Dio Choperena, the AT&T Wireless Shepherd
Long time California sheep producer/shepherd gains fame as "AT&T Shepherd"

       Ever since AT&T Wireless Services launched its million dollar plus advertising campaign last spring featuring a shepherd and his sheep, ASI has received questions and calls from producers wondering, among other things, if the ads were filmed in the United States and who was the actor playing the shepherd. Well, the wireless-using shepherd is no actor, at least not by trade. He is none other than former shepherd and California sheep producer Dio Choperena, whose operation is in northern California's Tomales Bay area.

       As the story goes, Dio was "discovered" last Easter Sunday by an AT&T talent scout when the scout stopped in a general store in the town of Tomales and asked if there were any sheep producers in the area. A shopper in the store, who was acquainted with Dio, overheard the conversation and referred the scout to Dio, who just happened that day to be celebrating the holiday in a local pub down the street from store. The scout met Dio, did a film test and knew immediately he had found the perfect shepherd for the multi-million dollar advertising campaign. Choperena and his wife, Monica, attended ASI's 2001 convention in Reno, where they were a hit with convention attendees, some of whom had their photo taken with Choperena and others getting his autograph on napkins or on the back of convention name badges.

Basque Roots

       Choperena's sheep roots go back to his childhood in Spain's Basque country, where he was one of 10 children on a family sheep operation. He says from a very young age he had dreams of being a shepherd. He realized that dream in 1973 when at age 17 he accepted a job as a shepherd on a Wyoming ranch even though he had never visited the United States. Choperena, who spoke no English at the time, said the move was difficult even though he did come to the United States with a fellow Spaniard who also worked on the same Wyoming ranch as a shepherd.

       "The first year was scary. I was lonesome. I missed my family and friends," Choperena said. But things got better, and Choperena spent six years on the Wyoming operation. During that time, one of his brothers moved to California to also work on a sheep ranching operation. One year, his brother broke his leg, and Choperena traveled to California to help the operation's owner, George Nicholas, who was working at the time to develop the Polypay breed. Nicholas liked Choperena's work, and following Choperena's return to Wyoming, kept calling him to come work for him in Califonia.

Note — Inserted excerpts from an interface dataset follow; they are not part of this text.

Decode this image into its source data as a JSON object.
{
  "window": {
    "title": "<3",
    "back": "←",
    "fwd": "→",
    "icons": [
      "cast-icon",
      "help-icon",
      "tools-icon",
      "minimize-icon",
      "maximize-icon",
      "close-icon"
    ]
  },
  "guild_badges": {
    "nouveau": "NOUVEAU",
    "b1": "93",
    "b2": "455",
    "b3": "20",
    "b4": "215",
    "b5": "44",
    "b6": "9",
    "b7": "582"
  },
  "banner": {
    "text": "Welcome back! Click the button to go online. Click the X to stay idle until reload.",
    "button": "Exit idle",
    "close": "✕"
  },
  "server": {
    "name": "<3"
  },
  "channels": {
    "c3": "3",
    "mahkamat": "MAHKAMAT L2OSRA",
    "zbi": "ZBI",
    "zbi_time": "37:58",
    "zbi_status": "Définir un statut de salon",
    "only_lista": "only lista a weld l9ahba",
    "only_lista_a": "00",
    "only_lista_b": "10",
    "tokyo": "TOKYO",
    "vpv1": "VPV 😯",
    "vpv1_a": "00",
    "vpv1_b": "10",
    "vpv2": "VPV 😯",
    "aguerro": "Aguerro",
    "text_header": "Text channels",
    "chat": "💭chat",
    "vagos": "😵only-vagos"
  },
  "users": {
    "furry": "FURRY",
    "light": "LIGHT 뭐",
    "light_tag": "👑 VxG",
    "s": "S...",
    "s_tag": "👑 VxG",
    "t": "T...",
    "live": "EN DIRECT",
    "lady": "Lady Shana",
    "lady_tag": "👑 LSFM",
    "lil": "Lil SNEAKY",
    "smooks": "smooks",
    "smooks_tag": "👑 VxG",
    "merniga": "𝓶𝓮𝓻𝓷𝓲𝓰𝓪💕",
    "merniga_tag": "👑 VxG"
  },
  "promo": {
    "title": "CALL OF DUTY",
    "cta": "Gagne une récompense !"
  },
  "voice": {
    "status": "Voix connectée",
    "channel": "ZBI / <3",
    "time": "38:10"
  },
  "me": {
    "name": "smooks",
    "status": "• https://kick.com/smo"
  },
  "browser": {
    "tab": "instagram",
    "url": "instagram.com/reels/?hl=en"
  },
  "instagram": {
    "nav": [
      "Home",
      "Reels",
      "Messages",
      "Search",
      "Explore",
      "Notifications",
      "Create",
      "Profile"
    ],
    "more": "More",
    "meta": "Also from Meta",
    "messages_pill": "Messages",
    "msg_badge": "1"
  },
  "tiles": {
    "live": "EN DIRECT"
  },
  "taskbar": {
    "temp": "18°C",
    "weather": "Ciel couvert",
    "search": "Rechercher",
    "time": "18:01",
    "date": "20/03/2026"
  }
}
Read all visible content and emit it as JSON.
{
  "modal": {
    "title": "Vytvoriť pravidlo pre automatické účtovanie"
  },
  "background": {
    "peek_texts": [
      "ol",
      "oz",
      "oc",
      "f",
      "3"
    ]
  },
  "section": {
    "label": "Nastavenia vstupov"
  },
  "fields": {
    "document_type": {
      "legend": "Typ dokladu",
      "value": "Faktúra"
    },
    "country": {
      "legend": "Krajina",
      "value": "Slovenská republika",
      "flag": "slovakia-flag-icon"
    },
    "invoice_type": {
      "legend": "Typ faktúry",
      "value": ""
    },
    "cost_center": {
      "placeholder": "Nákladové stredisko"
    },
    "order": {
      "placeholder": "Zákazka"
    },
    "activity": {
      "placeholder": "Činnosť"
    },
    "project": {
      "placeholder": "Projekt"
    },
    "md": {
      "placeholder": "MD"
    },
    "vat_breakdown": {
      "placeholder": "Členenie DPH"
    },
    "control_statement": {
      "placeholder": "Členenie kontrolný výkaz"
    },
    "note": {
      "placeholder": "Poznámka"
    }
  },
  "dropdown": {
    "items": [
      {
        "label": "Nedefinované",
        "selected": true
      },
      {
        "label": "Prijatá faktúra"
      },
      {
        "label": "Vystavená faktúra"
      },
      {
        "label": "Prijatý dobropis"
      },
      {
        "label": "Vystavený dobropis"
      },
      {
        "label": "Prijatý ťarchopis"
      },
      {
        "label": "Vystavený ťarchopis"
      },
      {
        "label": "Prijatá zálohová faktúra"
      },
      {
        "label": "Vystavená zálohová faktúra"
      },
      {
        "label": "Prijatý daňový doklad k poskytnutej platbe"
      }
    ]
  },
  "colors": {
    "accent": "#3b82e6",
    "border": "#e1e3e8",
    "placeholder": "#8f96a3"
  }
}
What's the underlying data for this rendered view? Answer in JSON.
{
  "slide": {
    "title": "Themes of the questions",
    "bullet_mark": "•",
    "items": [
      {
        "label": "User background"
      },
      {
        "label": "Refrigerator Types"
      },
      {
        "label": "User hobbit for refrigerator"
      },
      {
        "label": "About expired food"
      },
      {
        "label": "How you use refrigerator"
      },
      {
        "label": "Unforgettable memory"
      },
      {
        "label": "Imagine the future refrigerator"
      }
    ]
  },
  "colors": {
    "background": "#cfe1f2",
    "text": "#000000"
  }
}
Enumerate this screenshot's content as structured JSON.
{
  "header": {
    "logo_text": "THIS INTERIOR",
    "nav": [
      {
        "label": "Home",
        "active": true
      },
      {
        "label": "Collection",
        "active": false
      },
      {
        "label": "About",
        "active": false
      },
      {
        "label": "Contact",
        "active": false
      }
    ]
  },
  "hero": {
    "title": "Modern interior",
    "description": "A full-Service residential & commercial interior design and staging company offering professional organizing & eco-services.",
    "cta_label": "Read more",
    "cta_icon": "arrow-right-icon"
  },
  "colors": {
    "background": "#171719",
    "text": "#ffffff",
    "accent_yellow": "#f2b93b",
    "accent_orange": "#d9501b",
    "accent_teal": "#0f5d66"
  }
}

       Choperena finally consented and left Wyoming for California, following which he worked for Nicholas for 16 years, helping him on his sheep operation, including helping Nicholas develop the Polypay breed. Following the deaths of Nicholas and his wife some nine years ago, Choperena acquired some of Nicholas' sheep. "His (Nicholas') son and I always got along well and worked out an agreement for me to obtain some of the sheep," Choperena said. Choperena, whose sheep herd once totaled 2,000, now raises 700 head of Polypay sheep in northern California.

New Found Fame

       As for his new side gig as a commercial actor, Choperena seems unaffected by the fame and could not have been more personable and charming in his discussions with sheep producers and others in attendance at ASI's convention. In fact, he showed a bit of his shy side when he was formally introduced to convention attendees. However, he also showed his sense of humor when making a few remarks at the ASI RAMS PAC reception, and had everyone chuckling as he explained how he became involved in the AT&T advertising campaign.

       To date, Choperena said he has been involved in the production of 12 AT&T Wireless commercials and advertisements, produced mostly in California settings. He said the experience has been interesting, although he did admit to being a "little nervous" when the first commercial was filmed.

       For those unfamiliar with the advertising campaign, which includes television, print and radio, the television commercials feature a shepherd taking his sheep into settings where you wouldn't normally find sheep, or any other animals, including a restaurant, a grocery store and a taxi cab. Choperena said the other actors in the commercials are sometimes afraid of the sheep, which Choperena refers to as "Hollywood" sheep. "The sheep are a Columbia/Rambouillet cross breed, and they basically are working sheep, as they go from commercial to commercial or appear in movies," he said. The sheep have been known to munch on parts of the production sets, such as the contents of one of the dining actor's plate in the restaurant commercial and food items on the shelves in the grocery store commercial.

       For those who enjoy the popular commercials, you can look forward to seeing more of Choperena in the AT&T Wireless ads, as he has signed a two-year contract. Does he ever get recognized from his work in the commercials? "Sometimes I get recognized," he said. "During the ASI convention, I was walking through the casino when a man walked up to me and said, ‘did anyone ever tell you that you look like the shepherd in the AT&T ads?'"
Courtesy of
American Sheep Industry Assn


Read more about Dio Choperena and see him with his "Hollywood sheep" in Not a Baahed Gig, Marin man answers ATT's call for shepherd, by Kelly St. John, San Francisco Chronicle Staff Writer.